> **WORK TO COMPLETE**: In this exercise, the data must be written out exactly.

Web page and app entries
┄┄┄┄┄┄

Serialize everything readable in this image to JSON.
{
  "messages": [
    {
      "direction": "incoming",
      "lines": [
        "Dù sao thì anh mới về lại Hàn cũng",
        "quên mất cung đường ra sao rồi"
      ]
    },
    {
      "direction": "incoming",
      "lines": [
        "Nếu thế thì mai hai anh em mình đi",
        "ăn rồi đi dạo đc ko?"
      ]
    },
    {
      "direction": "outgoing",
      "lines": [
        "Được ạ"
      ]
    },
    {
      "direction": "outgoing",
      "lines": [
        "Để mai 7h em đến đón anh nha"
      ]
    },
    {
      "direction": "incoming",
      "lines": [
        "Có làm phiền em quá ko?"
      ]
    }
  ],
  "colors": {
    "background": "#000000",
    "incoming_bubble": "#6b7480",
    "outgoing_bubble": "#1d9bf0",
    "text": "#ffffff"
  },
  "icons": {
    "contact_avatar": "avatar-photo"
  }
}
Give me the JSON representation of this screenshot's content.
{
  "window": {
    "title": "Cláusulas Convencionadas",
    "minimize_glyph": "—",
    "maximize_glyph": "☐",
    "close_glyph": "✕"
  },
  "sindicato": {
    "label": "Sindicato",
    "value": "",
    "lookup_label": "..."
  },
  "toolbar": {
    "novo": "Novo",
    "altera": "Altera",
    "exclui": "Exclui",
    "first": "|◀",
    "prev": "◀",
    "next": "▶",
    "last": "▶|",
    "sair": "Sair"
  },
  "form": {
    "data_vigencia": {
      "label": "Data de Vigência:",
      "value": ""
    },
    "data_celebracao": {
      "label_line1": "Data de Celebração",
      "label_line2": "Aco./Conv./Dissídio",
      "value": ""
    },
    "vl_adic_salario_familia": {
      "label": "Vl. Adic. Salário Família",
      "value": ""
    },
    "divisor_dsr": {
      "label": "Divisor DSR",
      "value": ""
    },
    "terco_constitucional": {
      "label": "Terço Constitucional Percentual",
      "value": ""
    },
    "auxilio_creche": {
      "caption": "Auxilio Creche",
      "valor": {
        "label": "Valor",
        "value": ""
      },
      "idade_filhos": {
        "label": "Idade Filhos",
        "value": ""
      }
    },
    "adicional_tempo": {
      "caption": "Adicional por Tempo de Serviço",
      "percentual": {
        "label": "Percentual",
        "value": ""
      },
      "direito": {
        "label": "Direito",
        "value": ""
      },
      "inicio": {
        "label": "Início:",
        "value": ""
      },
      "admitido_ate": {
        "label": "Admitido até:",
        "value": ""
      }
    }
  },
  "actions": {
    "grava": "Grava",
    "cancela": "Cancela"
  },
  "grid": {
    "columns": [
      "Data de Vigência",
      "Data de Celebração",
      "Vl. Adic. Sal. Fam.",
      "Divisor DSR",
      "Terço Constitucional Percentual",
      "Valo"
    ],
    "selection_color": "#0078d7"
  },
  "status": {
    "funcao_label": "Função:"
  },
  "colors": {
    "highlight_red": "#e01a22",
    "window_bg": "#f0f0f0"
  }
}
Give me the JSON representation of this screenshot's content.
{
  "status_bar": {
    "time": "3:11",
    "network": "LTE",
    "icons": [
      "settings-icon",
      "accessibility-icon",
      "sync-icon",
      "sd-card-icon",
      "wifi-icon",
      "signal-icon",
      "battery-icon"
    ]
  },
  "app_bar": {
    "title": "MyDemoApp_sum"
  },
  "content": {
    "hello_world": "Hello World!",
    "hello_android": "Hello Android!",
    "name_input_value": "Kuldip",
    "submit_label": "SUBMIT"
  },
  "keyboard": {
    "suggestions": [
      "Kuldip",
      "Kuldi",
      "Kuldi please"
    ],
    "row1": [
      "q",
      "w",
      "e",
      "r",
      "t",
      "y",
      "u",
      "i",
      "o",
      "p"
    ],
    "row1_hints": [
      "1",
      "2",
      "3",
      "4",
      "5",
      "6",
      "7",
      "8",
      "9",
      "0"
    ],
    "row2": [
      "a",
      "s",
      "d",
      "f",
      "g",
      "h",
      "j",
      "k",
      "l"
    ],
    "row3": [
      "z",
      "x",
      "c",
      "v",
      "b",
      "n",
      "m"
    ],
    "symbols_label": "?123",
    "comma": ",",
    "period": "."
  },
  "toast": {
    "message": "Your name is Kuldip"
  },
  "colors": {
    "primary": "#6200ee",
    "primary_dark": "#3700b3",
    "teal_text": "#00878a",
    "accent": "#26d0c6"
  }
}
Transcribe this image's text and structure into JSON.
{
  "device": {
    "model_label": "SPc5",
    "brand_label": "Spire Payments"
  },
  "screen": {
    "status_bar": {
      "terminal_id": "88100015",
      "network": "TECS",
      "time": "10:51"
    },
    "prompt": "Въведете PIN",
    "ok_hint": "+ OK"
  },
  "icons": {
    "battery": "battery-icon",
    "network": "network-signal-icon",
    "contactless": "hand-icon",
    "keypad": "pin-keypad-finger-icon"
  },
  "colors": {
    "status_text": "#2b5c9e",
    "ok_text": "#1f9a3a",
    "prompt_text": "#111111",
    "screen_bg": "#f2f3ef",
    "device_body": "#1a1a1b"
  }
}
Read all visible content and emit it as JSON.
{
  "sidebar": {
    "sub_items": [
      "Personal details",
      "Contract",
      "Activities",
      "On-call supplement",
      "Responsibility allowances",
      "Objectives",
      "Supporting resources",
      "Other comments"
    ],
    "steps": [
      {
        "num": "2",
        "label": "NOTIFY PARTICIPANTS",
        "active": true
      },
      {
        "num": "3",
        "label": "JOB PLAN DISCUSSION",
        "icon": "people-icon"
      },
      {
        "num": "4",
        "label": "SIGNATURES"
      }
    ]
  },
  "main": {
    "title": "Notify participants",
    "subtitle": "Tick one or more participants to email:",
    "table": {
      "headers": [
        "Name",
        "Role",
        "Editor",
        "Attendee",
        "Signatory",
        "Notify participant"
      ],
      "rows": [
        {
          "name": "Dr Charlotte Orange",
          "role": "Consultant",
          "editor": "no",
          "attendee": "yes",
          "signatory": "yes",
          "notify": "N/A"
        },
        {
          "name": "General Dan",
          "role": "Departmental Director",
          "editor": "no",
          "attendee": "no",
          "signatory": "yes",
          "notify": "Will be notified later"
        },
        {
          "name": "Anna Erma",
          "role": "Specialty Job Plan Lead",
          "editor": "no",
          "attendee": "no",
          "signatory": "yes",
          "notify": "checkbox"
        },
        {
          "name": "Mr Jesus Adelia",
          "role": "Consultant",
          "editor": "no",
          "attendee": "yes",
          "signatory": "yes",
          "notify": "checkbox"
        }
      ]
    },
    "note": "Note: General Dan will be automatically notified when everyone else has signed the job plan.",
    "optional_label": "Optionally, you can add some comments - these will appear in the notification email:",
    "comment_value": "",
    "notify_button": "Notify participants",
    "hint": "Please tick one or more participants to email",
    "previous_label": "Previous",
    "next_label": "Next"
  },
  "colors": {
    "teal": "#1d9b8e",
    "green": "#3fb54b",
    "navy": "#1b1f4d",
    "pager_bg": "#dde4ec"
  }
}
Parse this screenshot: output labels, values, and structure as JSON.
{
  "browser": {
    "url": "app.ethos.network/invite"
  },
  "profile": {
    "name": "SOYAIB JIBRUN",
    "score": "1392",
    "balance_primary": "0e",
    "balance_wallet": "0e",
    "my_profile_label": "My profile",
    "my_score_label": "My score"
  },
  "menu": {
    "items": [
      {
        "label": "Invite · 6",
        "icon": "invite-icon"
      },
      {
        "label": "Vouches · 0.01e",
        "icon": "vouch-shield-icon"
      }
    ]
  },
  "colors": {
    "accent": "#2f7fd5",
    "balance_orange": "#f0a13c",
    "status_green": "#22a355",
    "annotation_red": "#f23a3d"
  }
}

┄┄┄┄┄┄

> **OUTPUT FOR THIS EXERCISE**:
Serialize everything readable in this image to JSON.
{
  "messages": [
    {
      "direction": "incoming",
      "lines": [
        "Dù sao thì anh mới về lại Hàn cũng",
        "quên mất cung đường ra sao rồi"
      ]
    },
    {
      "direction": "incoming",
      "lines": [
        "Nếu thế thì mai hai anh em mình đi",
        "ăn rồi đi dạo đc ko?"
      ]
    },
    {
      "direction": "outgoing",
      "lines": [
        "Được ạ"
      ]
    },
    {
      "direction": "outgoing",
      "lines": [
        "Để mai 7h em đến đón anh nha"
      ]
    },
    {
      "direction": "incoming",
      "lines": [
        "Có làm phiền em quá ko?"
      ]
    }
  ],
  "colors": {
    "background": "#000000",
    "incoming_bubble": "#6b7480",
    "outgoing_bubble": "#1d9bf0",
    "text": "#ffffff"
  },
  "icons": {
    "contact_avatar": "avatar-photo"
  }
}
Give me the JSON representation of this screenshot's content.
{
  "window": {
    "title": "Cláusulas Convencionadas",
    "minimize_glyph": "—",
    "maximize_glyph": "☐",
    "close_glyph": "✕"
  },
  "sindicato": {
    "label": "Sindicato",
    "value": "",
    "lookup_label": "..."
  },
  "toolbar": {
    "novo": "Novo",
    "altera": "Altera",
    "exclui": "Exclui",
    "first": "|◀",
    "prev": "◀",
    "next": "▶",
    "last": "▶|",
    "sair": "Sair"
  },
  "form": {
    "data_vigencia": {
      "label": "Data de Vigência:",
      "value": ""
    },
    "data_celebracao": {
      "label_line1": "Data de Celebração",
      "label_line2": "Aco./Conv./Dissídio",
      "value": ""
    },
    "vl_adic_salario_familia": {
      "label": "Vl. Adic. Salário Família",
      "value": ""
    },
    "divisor_dsr": {
      "label": "Divisor DSR",
      "value": ""
    },
    "terco_constitucional": {
      "label": "Terço Constitucional Percentual",
      "value": ""
    },
    "auxilio_creche": {
      "caption": "Auxilio Creche",
      "valor": {
        "label": "Valor",
        "value": ""
      },
      "idade_filhos": {
        "label": "Idade Filhos",
        "value": ""
      }
    },
    "adicional_tempo": {
      "caption": "Adicional por Tempo de Serviço",
      "percentual": {
        "label": "Percentual",
        "value": ""
      },
      "direito": {
        "label": "Direito",
        "value": ""
      },
      "inicio": {
        "label": "Início:",
        "value": ""
      },
      "admitido_ate": {
        "label": "Admitido até:",
        "value": ""
      }
    }
  },
  "actions": {
    "grava": "Grava",
    "cancela": "Cancela"
  },
  "grid": {
    "columns": [
      "Data de Vigência",
      "Data de Celebração",
      "Vl. Adic. Sal. Fam.",
      "Divisor DSR",
      "Terço Constitucional Percentual",
      "Valo"
    ],
    "selection_color": "#0078d7"
  },
  "status": {
    "funcao_label": "Função:"
  },
  "colors": {
    "highlight_red": "#e01a22",
    "window_bg": "#f0f0f0"
  }
}
Give me the JSON representation of this screenshot's content.
{
  "status_bar": {
    "time": "3:11",
    "network": "LTE",
    "icons": [
      "settings-icon",
      "accessibility-icon",
      "sync-icon",
      "sd-card-icon",
      "wifi-icon",
      "signal-icon",
      "battery-icon"
    ]
  },
  "app_bar": {
    "title": "MyDemoApp_sum"
  },
  "content": {
    "hello_world": "Hello World!",
    "hello_android": "Hello Android!",
    "name_input_value": "Kuldip",
    "submit_label": "SUBMIT"
  },
  "keyboard": {
    "suggestions": [
      "Kuldip",
      "Kuldi",
      "Kuldi please"
    ],
    "row1": [
      "q",
      "w",
      "e",
      "r",
      "t",
      "y",
      "u",
      "i",
      "o",
      "p"
    ],
    "row1_hints": [
      "1",
      "2",
      "3",
      "4",
      "5",
      "6",
      "7",
      "8",
      "9",
      "0"
    ],
    "row2": [
      "a",
      "s",
      "d",
      "f",
      "g",
      "h",
      "j",
      "k",
      "l"
    ],
    "row3": [
      "z",
      "x",
      "c",
      "v",
      "b",
      "n",
      "m"
    ],
    "symbols_label": "?123",
    "comma": ",",
    "period": "."
  },
  "toast": {
    "message": "Your name is Kuldip"
  },
  "colors": {
    "primary": "#6200ee",
    "primary_dark": "#3700b3",
    "teal_text": "#00878a",
    "accent": "#26d0c6"
  }
}
Transcribe this image's text and structure into JSON.
{
  "device": {
    "model_label": "SPc5",
    "brand_label": "Spire Payments"
  },
  "screen": {
    "status_bar": {
      "terminal_id": "88100015",
      "network": "TECS",
      "time": "10:51"
    },
    "prompt": "Въведете PIN",
    "ok_hint": "+ OK"
  },
  "icons": {
    "battery": "battery-icon",
    "network": "network-signal-icon",
    "contactless": "hand-icon",
    "keypad": "pin-keypad-finger-icon"
  },
  "colors": {
    "status_text": "#2b5c9e",
    "ok_text": "#1f9a3a",
    "prompt_text": "#111111",
    "screen_bg": "#f2f3ef",
    "device_body": "#1a1a1b"
  }
}
Read all visible content and emit it as JSON.
{
  "sidebar": {
    "sub_items": [
      "Personal details",
      "Contract",
      "Activities",
      "On-call supplement",
      "Responsibility allowances",
      "Objectives",
      "Supporting resources",
      "Other comments"
    ],
    "steps": [
      {
        "num": "2",
        "label": "NOTIFY PARTICIPANTS",
        "active": true
      },
      {
        "num": "3",
        "label": "JOB PLAN DISCUSSION",
        "icon": "people-icon"
      },
      {
        "num": "4",
        "label": "SIGNATURES"
      }
    ]
  },
  "main": {
    "title": "Notify participants",
    "subtitle": "Tick one or more participants to email:",
    "table": {
      "headers": [
        "Name",
        "Role",
        "Editor",
        "Attendee",
        "Signatory",
        "Notify participant"
      ],
      "rows": [
        {
          "name": "Dr Charlotte Orange",
          "role": "Consultant",
          "editor": "no",
          "attendee": "yes",
          "signatory": "yes",
          "notify": "N/A"
        },
        {
          "name": "General Dan",
          "role": "Departmental Director",
          "editor": "no",
          "attendee": "no",
          "signatory": "yes",
          "notify": "Will be notified later"
        },
        {
          "name": "Anna Erma",
          "role": "Specialty Job Plan Lead",
          "editor": "no",
          "attendee": "no",
          "signatory": "yes",
          "notify": "checkbox"
        },
        {
          "name": "Mr Jesus Adelia",
          "role": "Consultant",
          "editor": "no",
          "attendee": "yes",
          "signatory": "yes",
          "notify": "checkbox"
        }
      ]
    },
    "note": "Note: General Dan will be automatically notified when everyone else has signed the job plan.",
    "optional_label": "Optionally, you can add some comments - these will appear in the notification email:",
    "comment_value": "",
    "notify_button": "Notify participants",
    "hint": "Please tick one or more participants to email",
    "previous_label": "Previous",
    "next_label": "Next"
  },
  "colors": {
    "teal": "#1d9b8e",
    "green": "#3fb54b",
    "navy": "#1b1f4d",
    "pager_bg": "#dde4ec"
  }
}
Parse this screenshot: output labels, values, and structure as JSON.
{
  "browser": {
    "url": "app.ethos.network/invite"
  },
  "profile": {
    "name": "SOYAIB JIBRUN",
    "score": "1392",
    "balance_primary": "0e",
    "balance_wallet": "0e",
    "my_profile_label": "My profile",
    "my_score_label": "My score"
  },
  "menu": {
    "items": [
      {
        "label": "Invite · 6",
        "icon": "invite-icon"
      },
      {
        "label": "Vouches · 0.01e",
        "icon": "vouch-shield-icon"
      }
    ]
  },
  "colors": {
    "accent": "#2f7fd5",
    "balance_orange": "#f0a13c",
    "status_green": "#22a355",
    "annotation_red": "#f23a3d"
  }
}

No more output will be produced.